[What needs to be done]
All of the entries below are to be retyped exactly.

[Input data]

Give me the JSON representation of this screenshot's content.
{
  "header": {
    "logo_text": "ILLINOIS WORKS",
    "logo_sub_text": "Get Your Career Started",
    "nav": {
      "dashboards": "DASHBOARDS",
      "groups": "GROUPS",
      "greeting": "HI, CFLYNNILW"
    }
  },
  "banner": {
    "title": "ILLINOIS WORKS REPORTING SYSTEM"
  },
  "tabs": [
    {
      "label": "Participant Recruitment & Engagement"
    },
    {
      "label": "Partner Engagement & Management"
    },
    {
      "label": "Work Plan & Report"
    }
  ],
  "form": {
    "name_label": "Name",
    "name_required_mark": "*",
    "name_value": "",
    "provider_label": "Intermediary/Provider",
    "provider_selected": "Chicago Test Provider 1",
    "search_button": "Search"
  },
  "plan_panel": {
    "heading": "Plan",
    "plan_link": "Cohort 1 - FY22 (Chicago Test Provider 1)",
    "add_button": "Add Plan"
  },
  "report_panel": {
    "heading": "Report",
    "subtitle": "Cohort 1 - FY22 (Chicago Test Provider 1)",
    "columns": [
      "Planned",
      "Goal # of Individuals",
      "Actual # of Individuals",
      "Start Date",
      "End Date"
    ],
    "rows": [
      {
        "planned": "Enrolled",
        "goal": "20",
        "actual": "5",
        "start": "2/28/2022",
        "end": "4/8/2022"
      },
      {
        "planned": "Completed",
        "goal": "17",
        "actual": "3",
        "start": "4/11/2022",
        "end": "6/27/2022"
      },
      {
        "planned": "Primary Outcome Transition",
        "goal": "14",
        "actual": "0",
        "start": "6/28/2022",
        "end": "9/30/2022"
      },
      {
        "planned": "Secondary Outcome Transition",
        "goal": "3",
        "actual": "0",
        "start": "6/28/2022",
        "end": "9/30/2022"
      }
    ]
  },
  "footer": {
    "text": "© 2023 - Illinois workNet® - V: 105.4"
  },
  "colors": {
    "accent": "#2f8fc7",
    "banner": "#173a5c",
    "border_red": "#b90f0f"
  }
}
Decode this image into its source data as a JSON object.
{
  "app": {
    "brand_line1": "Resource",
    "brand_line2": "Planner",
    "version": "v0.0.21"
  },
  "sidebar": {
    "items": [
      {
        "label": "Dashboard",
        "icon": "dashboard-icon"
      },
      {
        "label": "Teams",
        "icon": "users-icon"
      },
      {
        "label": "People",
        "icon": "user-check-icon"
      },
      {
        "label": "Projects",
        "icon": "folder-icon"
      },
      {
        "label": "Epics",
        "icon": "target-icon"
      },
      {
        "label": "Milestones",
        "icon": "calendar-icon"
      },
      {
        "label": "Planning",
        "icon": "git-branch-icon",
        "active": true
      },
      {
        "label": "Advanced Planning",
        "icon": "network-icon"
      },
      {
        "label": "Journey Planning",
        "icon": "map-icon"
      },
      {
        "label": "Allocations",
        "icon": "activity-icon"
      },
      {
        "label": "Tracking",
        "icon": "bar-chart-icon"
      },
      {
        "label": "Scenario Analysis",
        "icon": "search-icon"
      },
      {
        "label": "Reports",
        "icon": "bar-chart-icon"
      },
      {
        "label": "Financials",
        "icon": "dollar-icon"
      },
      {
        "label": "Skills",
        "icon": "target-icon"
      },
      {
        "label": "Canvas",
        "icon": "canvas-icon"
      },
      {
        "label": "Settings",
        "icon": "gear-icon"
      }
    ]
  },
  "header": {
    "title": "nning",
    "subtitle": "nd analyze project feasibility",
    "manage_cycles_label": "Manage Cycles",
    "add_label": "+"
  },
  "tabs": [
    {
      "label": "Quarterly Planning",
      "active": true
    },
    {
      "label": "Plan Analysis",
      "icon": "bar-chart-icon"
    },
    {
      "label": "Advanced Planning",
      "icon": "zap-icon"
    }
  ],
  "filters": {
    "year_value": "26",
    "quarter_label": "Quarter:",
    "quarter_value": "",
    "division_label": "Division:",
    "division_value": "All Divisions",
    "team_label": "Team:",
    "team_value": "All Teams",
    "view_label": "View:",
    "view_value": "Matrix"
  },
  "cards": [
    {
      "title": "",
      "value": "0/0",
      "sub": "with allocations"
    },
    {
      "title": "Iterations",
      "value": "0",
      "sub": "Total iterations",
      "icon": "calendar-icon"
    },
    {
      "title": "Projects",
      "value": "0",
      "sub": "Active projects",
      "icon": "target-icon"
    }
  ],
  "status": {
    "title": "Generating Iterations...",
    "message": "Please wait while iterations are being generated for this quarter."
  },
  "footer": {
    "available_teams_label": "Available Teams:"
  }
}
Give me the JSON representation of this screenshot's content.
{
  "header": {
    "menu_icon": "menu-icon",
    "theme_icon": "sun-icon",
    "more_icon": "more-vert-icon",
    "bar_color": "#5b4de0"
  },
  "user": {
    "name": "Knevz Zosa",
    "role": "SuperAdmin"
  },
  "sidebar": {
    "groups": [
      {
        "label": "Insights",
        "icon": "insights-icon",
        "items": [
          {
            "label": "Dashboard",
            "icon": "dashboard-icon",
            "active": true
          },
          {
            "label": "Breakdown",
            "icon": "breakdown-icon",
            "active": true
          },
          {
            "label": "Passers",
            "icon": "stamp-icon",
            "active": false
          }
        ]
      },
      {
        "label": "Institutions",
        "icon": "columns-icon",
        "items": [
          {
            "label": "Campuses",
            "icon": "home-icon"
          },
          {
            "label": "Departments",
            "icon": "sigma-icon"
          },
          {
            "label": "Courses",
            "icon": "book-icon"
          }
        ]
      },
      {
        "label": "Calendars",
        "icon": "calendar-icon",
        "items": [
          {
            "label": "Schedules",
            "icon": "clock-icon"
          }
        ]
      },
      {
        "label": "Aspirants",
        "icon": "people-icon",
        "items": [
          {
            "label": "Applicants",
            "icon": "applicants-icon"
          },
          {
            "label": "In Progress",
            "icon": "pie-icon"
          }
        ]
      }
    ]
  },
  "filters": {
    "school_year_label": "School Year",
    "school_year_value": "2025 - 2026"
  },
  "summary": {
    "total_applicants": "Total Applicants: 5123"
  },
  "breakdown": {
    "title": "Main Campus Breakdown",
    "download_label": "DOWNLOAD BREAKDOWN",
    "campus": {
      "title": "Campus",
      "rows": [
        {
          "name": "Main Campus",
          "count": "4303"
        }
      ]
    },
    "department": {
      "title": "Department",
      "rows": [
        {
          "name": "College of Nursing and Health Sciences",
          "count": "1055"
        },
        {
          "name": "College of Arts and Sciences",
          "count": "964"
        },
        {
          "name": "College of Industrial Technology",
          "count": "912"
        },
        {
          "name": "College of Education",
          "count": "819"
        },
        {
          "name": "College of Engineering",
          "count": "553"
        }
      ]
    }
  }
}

[Exercise result]
Give me the JSON representation of this screenshot's content.
{
  "header": {
    "logo_text": "ILLINOIS WORKS",
    "logo_sub_text": "Get Your Career Started",
    "nav": {
      "dashboards": "DASHBOARDS",
      "groups": "GROUPS",
      "greeting": "HI, CFLYNNILW"
    }
  },
  "banner": {
    "title": "ILLINOIS WORKS REPORTING SYSTEM"
  },
  "tabs": [
    {
      "label": "Participant Recruitment & Engagement"
    },
    {
      "label": "Partner Engagement & Management"
    },
    {
      "label": "Work Plan & Report"
    }
  ],
  "form": {
    "name_label": "Name",
    "name_required_mark": "*",
    "name_value": "",
    "provider_label": "Intermediary/Provider",
    "provider_selected": "Chicago Test Provider 1",
    "search_button": "Search"
  },
  "plan_panel": {
    "heading": "Plan",
    "plan_link": "Cohort 1 - FY22 (Chicago Test Provider 1)",
    "add_button": "Add Plan"
  },
  "report_panel": {
    "heading": "Report",
    "subtitle": "Cohort 1 - FY22 (Chicago Test Provider 1)",
    "columns": [
      "Planned",
      "Goal # of Individuals",
      "Actual # of Individuals",
      "Start Date",
      "End Date"
    ],
    "rows": [
      {
        "planned": "Enrolled",
        "goal": "20",
        "actual": "5",
        "start": "2/28/2022",
        "end": "4/8/2022"
      },
      {
        "planned": "Completed",
        "goal": "17",
        "actual": "3",
        "start": "4/11/2022",
        "end": "6/27/2022"
      },
      {
        "planned": "Primary Outcome Transition",
        "goal": "14",
        "actual": "0",
        "start": "6/28/2022",
        "end": "9/30/2022"
      },
      {
        "planned": "Secondary Outcome Transition",
        "goal": "3",
        "actual": "0",
        "start": "6/28/2022",
        "end": "9/30/2022"
      }
    ]
  },
  "footer": {
    "text": "© 2023 - Illinois workNet® - V: 105.4"
  },
  "colors": {
    "accent": "#2f8fc7",
    "banner": "#173a5c",
    "border_red": "#b90f0f"
  }
}
Decode this image into its source data as a JSON object.
{
  "app": {
    "brand_line1": "Resource",
    "brand_line2": "Planner",
    "version": "v0.0.21"
  },
  "sidebar": {
    "items": [
      {
        "label": "Dashboard",
        "icon": "dashboard-icon"
      },
      {
        "label": "Teams",
        "icon": "users-icon"
      },
      {
        "label": "People",
        "icon": "user-check-icon"
      },
      {
        "label": "Projects",
        "icon": "folder-icon"
      },
      {
        "label": "Epics",
        "icon": "target-icon"
      },
      {
        "label": "Milestones",
        "icon": "calendar-icon"
      },
      {
        "label": "Planning",
        "icon": "git-branch-icon",
        "active": true
      },
      {
        "label": "Advanced Planning",
        "icon": "network-icon"
      },
      {
        "label": "Journey Planning",
        "icon": "map-icon"
      },
      {
        "label": "Allocations",
        "icon": "activity-icon"
      },
      {
        "label": "Tracking",
        "icon": "bar-chart-icon"
      },
      {
        "label": "Scenario Analysis",
        "icon": "search-icon"
      },
      {
        "label": "Reports",
        "icon": "bar-chart-icon"
      },
      {
        "label": "Financials",
        "icon": "dollar-icon"
      },
      {
        "label": "Skills",
        "icon": "target-icon"
      },
      {
        "label": "Canvas",
        "icon": "canvas-icon"
      },
      {
        "label": "Settings",
        "icon": "gear-icon"
      }
    ]
  },
  "header": {
    "title": "nning",
    "subtitle": "nd analyze project feasibility",
    "manage_cycles_label": "Manage Cycles",
    "add_label": "+"
  },
  "tabs": [
    {
      "label": "Quarterly Planning",
      "active": true
    },
    {
      "label": "Plan Analysis",
      "icon": "bar-chart-icon"
    },
    {
      "label": "Advanced Planning",
      "icon": "zap-icon"
    }
  ],
  "filters": {
    "year_value": "26",
    "quarter_label": "Quarter:",
    "quarter_value": "",
    "division_label": "Division:",
    "division_value": "All Divisions",
    "team_label": "Team:",
    "team_value": "All Teams",
    "view_label": "View:",
    "view_value": "Matrix"
  },
  "cards": [
    {
      "title": "",
      "value": "0/0",
      "sub": "with allocations"
    },
    {
      "title": "Iterations",
      "value": "0",
      "sub": "Total iterations",
      "icon": "calendar-icon"
    },
    {
      "title": "Projects",
      "value": "0",
      "sub": "Active projects",
      "icon": "target-icon"
    }
  ],
  "status": {
    "title": "Generating Iterations...",
    "message": "Please wait while iterations are being generated for this quarter."
  },
  "footer": {
    "available_teams_label": "Available Teams:"
  }
}
Give me the JSON representation of this screenshot's content.
{
  "header": {
    "menu_icon": "menu-icon",
    "theme_icon": "sun-icon",
    "more_icon": "more-vert-icon",
    "bar_color": "#5b4de0"
  },
  "user": {
    "name": "Knevz Zosa",
    "role": "SuperAdmin"
  },
  "sidebar": {
    "groups": [
      {
        "label": "Insights",
        "icon": "insights-icon",
        "items": [
          {
            "label": "Dashboard",
            "icon": "dashboard-icon",
            "active": true
          },
          {
            "label": "Breakdown",
            "icon": "breakdown-icon",
            "active": true
          },
          {
            "label": "Passers",
            "icon": "stamp-icon",
            "active": false
          }
        ]
      },
      {
        "label": "Institutions",
        "icon": "columns-icon",
        "items": [
          {
            "label": "Campuses",
            "icon": "home-icon"
          },
          {
            "label": "Departments",
            "icon": "sigma-icon"
          },
          {
            "label": "Courses",
            "icon": "book-icon"
          }
        ]
      },
      {
        "label": "Calendars",
        "icon": "calendar-icon",
        "items": [
          {
            "label": "Schedules",
            "icon": "clock-icon"
          }
        ]
      },
      {
        "label": "Aspirants",
        "icon": "people-icon",
        "items": [
          {
            "label": "Applicants",
            "icon": "applicants-icon"
          },
          {
            "label": "In Progress",
            "icon": "pie-icon"
          }
        ]
      }
    ]
  },
  "filters": {
    "school_year_label": "School Year",
    "school_year_value": "2025 - 2026"
  },
  "summary": {
    "total_applicants": "Total Applicants: 5123"
  },
  "breakdown": {
    "title": "Main Campus Breakdown",
    "download_label": "DOWNLOAD BREAKDOWN",
    "campus": {
      "title": "Campus",
      "rows": [
        {
          "name": "Main Campus",
          "count": "4303"
        }
      ]
    },
    "department": {
      "title": "Department",
      "rows": [
        {
          "name": "College of Nursing and Health Sciences",
          "count": "1055"
        },
        {
          "name": "College of Arts and Sciences",
          "count": "964"
        },
        {
          "name": "College of Industrial Technology",
          "count": "912"
        },
        {
          "name": "College of Education",
          "count": "819"
        },
        {
          "name": "College of Engineering",
          "count": "553"
        }
      ]
    }
  }
}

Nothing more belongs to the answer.